In 1533, Henry VIII issued a law requiring British farmers to grow hemp;
indeed, there were penalties for not growing it. The colonisation of India
and America was seen as an opportunities to grow even more hemp; in
fact the British first went to India in order to plant hemp.
Hemp had a real advantage over cotton as a fibre: its strands were longer
and stronger. But in 1793, with the invention of the cotton gin by Eli
Whitney, cotton suddenly became much cheaper to process than hemp.
Cheap American cotton killed Britain’s hemp industry, and devastated
India’s economy. The switch to cotton began, and cotton has reigned ever
But the final death knell for hemp sounded in America in 1937. For seven

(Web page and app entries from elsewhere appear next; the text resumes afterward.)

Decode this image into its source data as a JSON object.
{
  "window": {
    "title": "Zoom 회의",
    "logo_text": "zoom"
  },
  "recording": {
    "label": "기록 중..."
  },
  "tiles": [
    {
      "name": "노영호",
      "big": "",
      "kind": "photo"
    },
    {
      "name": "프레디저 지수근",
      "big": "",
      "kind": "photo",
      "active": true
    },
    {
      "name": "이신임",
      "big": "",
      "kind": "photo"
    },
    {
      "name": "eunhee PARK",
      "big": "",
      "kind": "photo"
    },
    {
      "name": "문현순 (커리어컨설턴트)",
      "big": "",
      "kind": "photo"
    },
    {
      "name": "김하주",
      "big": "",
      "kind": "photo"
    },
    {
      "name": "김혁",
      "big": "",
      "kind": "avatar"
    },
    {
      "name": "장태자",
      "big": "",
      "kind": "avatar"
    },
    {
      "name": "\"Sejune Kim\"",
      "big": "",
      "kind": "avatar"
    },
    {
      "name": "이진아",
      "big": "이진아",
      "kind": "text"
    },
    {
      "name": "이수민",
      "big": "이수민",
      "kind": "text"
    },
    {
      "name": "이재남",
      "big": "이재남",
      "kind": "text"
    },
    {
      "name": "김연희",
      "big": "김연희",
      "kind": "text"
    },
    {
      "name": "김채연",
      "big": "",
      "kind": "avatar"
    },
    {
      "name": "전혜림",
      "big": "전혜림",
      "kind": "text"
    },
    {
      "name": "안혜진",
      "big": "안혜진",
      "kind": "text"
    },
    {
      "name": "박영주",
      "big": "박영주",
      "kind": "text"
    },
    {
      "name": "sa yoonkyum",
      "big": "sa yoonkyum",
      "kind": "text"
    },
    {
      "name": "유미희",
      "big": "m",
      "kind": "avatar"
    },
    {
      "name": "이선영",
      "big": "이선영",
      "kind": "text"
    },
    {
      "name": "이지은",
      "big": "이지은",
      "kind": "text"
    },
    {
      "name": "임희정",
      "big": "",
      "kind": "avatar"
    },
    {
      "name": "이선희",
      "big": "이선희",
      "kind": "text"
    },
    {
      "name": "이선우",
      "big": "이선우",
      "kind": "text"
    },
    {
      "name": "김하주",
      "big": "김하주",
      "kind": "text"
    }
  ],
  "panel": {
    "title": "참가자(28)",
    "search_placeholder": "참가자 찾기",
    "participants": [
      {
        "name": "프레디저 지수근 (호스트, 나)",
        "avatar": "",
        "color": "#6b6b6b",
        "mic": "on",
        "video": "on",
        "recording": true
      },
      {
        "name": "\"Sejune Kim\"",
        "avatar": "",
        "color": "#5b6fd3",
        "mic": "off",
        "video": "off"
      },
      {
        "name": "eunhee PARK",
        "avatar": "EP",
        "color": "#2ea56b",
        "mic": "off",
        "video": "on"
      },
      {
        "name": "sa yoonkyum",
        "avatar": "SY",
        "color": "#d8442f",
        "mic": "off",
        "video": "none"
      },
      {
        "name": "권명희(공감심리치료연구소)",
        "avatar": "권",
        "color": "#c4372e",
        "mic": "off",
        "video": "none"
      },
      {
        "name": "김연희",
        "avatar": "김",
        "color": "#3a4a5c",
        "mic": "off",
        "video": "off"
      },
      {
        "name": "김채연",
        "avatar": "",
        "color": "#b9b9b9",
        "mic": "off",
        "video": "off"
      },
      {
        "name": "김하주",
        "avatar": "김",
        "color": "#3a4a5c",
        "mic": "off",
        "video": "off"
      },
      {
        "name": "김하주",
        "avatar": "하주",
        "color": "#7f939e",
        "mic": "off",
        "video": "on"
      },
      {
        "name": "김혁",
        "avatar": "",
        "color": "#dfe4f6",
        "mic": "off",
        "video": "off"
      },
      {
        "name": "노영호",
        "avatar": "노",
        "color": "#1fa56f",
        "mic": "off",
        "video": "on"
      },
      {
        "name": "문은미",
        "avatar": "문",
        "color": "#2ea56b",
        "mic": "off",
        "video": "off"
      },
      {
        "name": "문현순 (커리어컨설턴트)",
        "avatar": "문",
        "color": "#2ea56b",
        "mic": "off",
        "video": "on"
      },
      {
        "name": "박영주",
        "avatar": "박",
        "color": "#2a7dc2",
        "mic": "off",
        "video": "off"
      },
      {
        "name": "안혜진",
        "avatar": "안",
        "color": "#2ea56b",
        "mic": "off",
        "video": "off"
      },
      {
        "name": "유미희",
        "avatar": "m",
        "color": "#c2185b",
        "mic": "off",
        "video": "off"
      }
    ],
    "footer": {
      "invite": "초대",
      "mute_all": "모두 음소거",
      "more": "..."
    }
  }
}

years, Harry J Anslinger, the director of the Federal Bureau of Narcotics,
had demonised marijuana as the ‘killer weed’, a campaign that
culminated in the production of the cult classic film Reefer Madness.
Finally, after resisting his efforts for those seven years, US Treasury
passed the Marijuana Tax Act and President Roosevelt signed it, neither
knowing they were killing the hemp industry.
Before the Tax Act, hemp seeds and oil were used as lubricants and in
paints and varnishes – after the Act, they were replaced by
petrochemicals. And in that same year, 1937, Mechanical Engineering
magazine proclaimed hemp as a miracle crop, pronouncing it the
strongest of the vegetable fibres, giving the greatest production per acre,
requiring less attention and not only not needing the use of herbicides, but
acting as a herbicide itself. It is a crop, the magazine told its readers, that
leaves the soil in splendid condition. In the same year, Popular
Mechanics hailed hemp as ‘the billion dollar crop’, yielding three to six
tonnes an acre, and told its readers that paper could be produced from
hemp fibre without using sulphuric acid or dioxins, because the plant
could be broken down simply with caustic soda. Hemp paper could be
used everywhere that paper is used today, with much less cost to the
The reason for this praise being heaped upon hemp at the time was,
ironically, the beginning of the widespread use of a method for cleaning
hemp, the decorticator, which made it as cheap to produce as cotton.
The industrial use of hemp is slowly making a comeback. In 1995,
Canada began allowing the growing of hemp under license. For this kind
of hemp, plants grow to about 9 metres (30 feet) high, at which point
there is hardly any of the psychoactive component of cannabis
(tetrahydrocannabinol, or THC) present, and a maximum of fibre and
cellulose. We can only hope that there is a return to sanity in society’s
attitude to this plant, surely one of the most useful on the planet.
As for its psychotropic powers, let us end this story of cannabis with a
quotation from Michael Pollan’s Botany of Desire:
‘Christianity and capitalism are both probably right to detest a plant
like cannabis. Both faiths bid us to set our sights on the future; both
reject the pleasures of the moment and the senses in favour of the
expectation of a fulfilment yet to come—whether by earning
salvation or by getting and spending. More even than most plant
drugs, cannabis, by immersing us in the present and offering
something like fulfilment here and now, short-circuits the
metaphysics of desire on which Christianity and capitalism (and so
much else in our civilization) depend.’